■ Task objective: Extract all lines in the data that contain the word "true".

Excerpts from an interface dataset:
------------

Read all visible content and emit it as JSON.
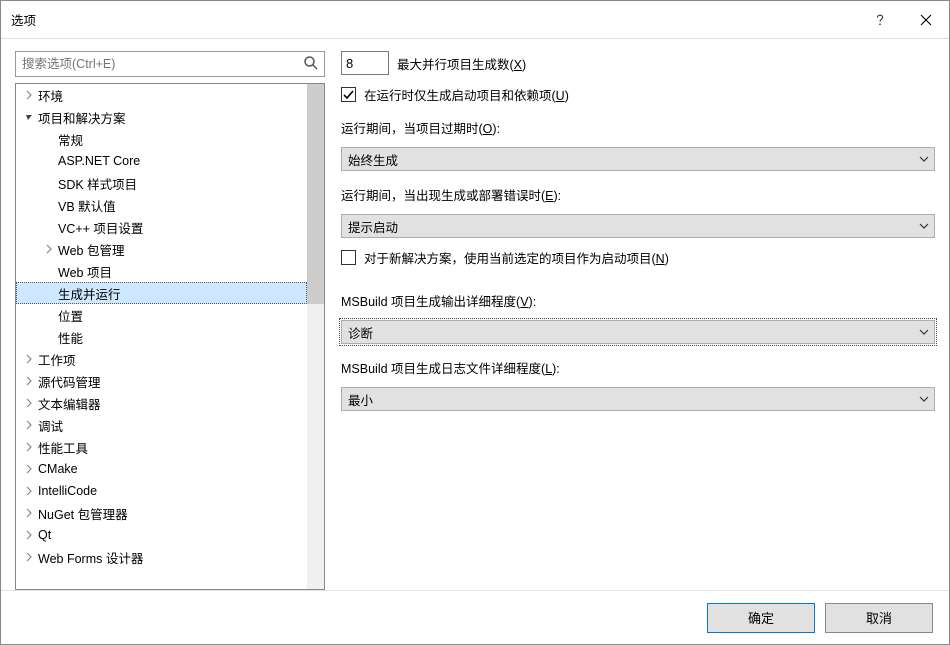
{
  "title": "选项",
  "search": {
    "placeholder": "搜索选项(Ctrl+E)"
  },
  "tree": [
    {
      "level": 1,
      "expand": "closed",
      "label": "环境"
    },
    {
      "level": 1,
      "expand": "open",
      "label": "项目和解决方案"
    },
    {
      "level": 2,
      "expand": "none",
      "label": "常规"
    },
    {
      "level": 2,
      "expand": "none",
      "label": "ASP.NET Core"
    },
    {
      "level": 2,
      "expand": "none",
      "label": "SDK 样式项目"
    },
    {
      "level": 2,
      "expand": "none",
      "label": "VB 默认值"
    },
    {
      "level": 2,
      "expand": "none",
      "label": "VC++ 项目设置"
    },
    {
      "level": 2,
      "expand": "closed",
      "label": "Web 包管理"
    },
    {
      "level": 2,
      "expand": "none",
      "label": "Web 项目"
    },
    {
      "level": 2,
      "expand": "none",
      "label": "生成并运行",
      "selected": true,
      "current": true
    },
    {
      "level": 2,
      "expand": "none",
      "label": "位置"
    },
    {
      "level": 2,
      "expand": "none",
      "label": "性能"
    },
    {
      "level": 1,
      "expand": "closed",
      "label": "工作项"
    },
    {
      "level": 1,
      "expand": "closed",
      "label": "源代码管理"
    },
    {
      "level": 1,
      "expand": "closed",
      "label": "文本编辑器"
    },
    {
      "level": 1,
      "expand": "closed",
      "label": "调试"
    },
    {
      "level": 1,
      "expand": "closed",
      "label": "性能工具"
    },
    {
      "level": 1,
      "expand": "closed",
      "label": "CMake"
    },
    {
      "level": 1,
      "expand": "closed",
      "label": "IntelliCode"
    },
    {
      "level": 1,
      "expand": "closed",
      "label": "NuGet 包管理器"
    },
    {
      "level": 1,
      "expand": "closed",
      "label": "Qt"
    },
    {
      "level": 1,
      "expand": "closed",
      "label": "Web Forms 设计器"
    }
  ],
  "form": {
    "parallel_value": "8",
    "parallel_label_pre": "最大并行项目生成数(",
    "parallel_label_u": "X",
    "parallel_label_post": ")",
    "chk1_checked": true,
    "chk1_pre": "在运行时仅生成启动项目和依赖项(",
    "chk1_u": "U",
    "chk1_post": ")",
    "outofdate_label_pre": "运行期间，当项目过期时(",
    "outofdate_label_u": "O",
    "outofdate_label_post": "):",
    "outofdate_value": "始终生成",
    "onerror_label_pre": "运行期间，当出现生成或部署错误时(",
    "onerror_label_u": "E",
    "onerror_label_post": "):",
    "onerror_value": "提示启动",
    "chk2_checked": false,
    "chk2_pre": "对于新解决方案，使用当前选定的项目作为启动项目(",
    "chk2_u": "N",
    "chk2_post": ")",
    "verbosity_label_pre": "MSBuild 项目生成输出详细程度(",
    "verbosity_label_u": "V",
    "verbosity_label_post": "):",
    "verbosity_value": "诊断",
    "logverbosity_label_pre": "MSBuild 项目生成日志文件详细程度(",
    "logverbosity_label_u": "L",
    "logverbosity_label_post": "):",
    "logverbosity_value": "最小"
  },
  "buttons": {
    "ok": "确定",
    "cancel": "取消"
  }
}
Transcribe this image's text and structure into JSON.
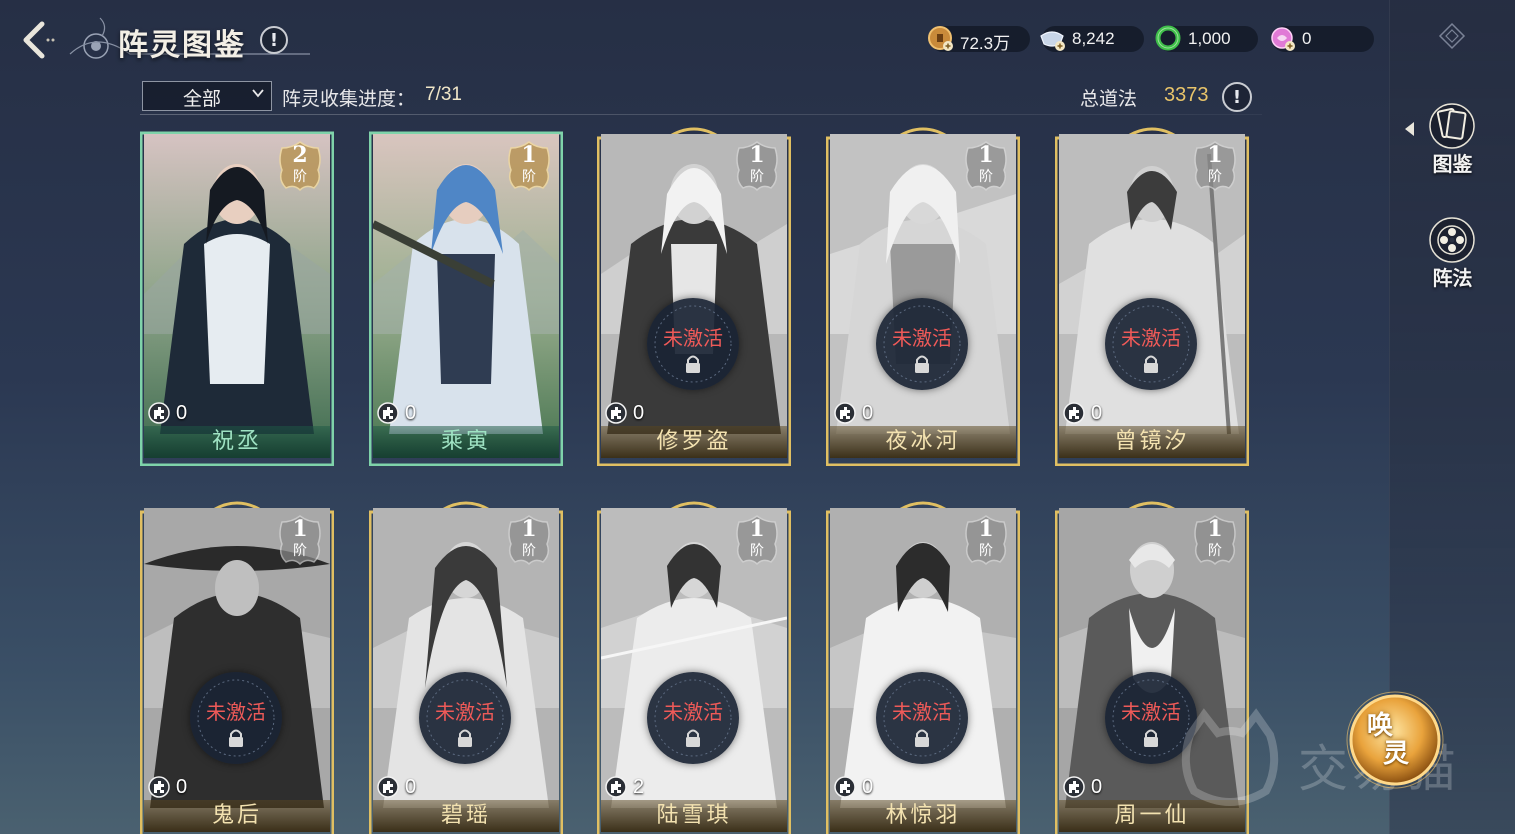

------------

■ Written solution:
      "selected": true,
      "current": true
    "chk1_checked": true,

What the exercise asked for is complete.